Airbus's maximum take-off weight increase for the A220 is effectively a paperwork change, rather than a structural adaptation.
The MTOW hike of nearly 2.3t is due to become available from 2020, and Delta Air Lines has emerged as a customer for the upgrade.
"The level of modification is very limited," A220 programme chief Florent Massou tells FlightGlobal, mainly a matter of small reinforcements, combined with "paperwork and software".
This means the "marginal" changes can be retrofitted, he adds.
Massou indicates that Bombardier's original specification for the aircraft was probably a little conservative, and that Airbus is keen to exploit the type's full potential.
"We were answering a market request," he says. "We knew the platform was capable of doing that.
"We see it as a very dynamic programme with lots of potential."
Delta Air Lines increased its A220 order to 95 aircraft during the Paris air show, by adding a further five A220-100s, and disclosed that it would take the higher-weight version.
The MTOW increase extends the range of both variants by 450nm.
Delta's agreement was one of several deals for the A220 during the show comprising 85 firm and committed aircraft.
Aside from Delta's five, these agreements included 50 for Air Lease, 20 for Nordic Aviation Capital, and 10 for an unidentified customer – which is another airline, not a lessor, says Airbus.
Airbus is aiming to deliver 45 aircraft this year, up from last year's 33. It had achieved 15 deliveries by the end of May.
The airframer has completed the transfer of procurement, supply-chain arrangements, and sales and marketing integration following its acquisition of the former Bombardier CSeries programme, and is aiming to finalise, over the next year, the support network.

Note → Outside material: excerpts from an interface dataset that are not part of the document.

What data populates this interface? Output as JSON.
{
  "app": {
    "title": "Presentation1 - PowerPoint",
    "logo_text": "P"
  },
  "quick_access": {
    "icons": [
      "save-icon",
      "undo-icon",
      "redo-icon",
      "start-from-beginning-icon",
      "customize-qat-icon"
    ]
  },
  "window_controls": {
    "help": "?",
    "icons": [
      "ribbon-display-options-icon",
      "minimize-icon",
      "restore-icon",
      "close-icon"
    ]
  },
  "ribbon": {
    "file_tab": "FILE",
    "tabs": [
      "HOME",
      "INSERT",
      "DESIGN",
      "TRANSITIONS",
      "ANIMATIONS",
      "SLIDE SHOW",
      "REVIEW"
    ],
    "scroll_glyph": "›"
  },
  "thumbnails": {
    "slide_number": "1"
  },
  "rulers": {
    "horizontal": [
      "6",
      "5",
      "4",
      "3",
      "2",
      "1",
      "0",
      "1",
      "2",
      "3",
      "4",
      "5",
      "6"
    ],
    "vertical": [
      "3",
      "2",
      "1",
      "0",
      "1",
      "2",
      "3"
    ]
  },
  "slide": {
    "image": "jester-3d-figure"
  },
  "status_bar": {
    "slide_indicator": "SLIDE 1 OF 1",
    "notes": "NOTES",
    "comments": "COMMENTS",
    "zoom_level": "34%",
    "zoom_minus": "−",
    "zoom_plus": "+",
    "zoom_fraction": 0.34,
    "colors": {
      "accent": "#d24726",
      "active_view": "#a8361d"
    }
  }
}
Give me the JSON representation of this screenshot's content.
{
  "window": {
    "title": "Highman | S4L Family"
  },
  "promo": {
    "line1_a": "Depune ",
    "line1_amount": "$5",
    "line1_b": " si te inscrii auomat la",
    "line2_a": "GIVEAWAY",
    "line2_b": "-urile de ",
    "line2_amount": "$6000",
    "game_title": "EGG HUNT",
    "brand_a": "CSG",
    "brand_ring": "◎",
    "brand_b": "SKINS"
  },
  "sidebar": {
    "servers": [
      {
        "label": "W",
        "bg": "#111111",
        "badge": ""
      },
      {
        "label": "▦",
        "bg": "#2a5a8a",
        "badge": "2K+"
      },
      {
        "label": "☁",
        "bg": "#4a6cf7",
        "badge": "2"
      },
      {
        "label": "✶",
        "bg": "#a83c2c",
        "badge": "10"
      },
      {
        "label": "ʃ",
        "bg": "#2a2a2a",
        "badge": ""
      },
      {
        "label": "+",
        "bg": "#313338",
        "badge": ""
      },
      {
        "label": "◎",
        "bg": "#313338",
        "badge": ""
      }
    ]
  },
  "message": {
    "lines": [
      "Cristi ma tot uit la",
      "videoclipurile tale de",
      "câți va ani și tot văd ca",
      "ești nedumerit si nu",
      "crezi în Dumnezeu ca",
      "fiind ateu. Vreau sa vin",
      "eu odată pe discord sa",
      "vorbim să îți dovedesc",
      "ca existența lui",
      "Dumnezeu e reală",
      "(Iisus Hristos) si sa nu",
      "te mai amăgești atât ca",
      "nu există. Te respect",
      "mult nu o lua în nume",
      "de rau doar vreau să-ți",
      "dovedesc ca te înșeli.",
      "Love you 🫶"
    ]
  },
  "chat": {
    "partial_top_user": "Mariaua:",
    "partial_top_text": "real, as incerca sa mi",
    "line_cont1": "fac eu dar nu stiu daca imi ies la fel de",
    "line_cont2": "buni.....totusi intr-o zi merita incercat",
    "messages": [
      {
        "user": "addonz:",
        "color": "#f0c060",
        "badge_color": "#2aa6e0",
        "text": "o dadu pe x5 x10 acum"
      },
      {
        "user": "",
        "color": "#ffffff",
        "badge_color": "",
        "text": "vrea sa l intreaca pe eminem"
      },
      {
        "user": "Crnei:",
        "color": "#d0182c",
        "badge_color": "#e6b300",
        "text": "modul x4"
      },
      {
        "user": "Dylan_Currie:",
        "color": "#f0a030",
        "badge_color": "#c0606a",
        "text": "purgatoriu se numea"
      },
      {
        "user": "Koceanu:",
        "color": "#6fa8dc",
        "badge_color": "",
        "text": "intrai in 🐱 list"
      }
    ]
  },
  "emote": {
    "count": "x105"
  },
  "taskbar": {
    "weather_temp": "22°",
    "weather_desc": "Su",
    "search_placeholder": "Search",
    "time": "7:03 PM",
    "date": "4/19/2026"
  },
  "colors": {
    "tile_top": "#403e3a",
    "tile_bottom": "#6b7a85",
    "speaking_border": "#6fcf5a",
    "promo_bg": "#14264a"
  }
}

Airbus is focusing on increasing the despatch reliability, and Massou says the figure is "close to" 99%, following upgrades to installations such as the cabin-management system which have provided a "tangible improvement".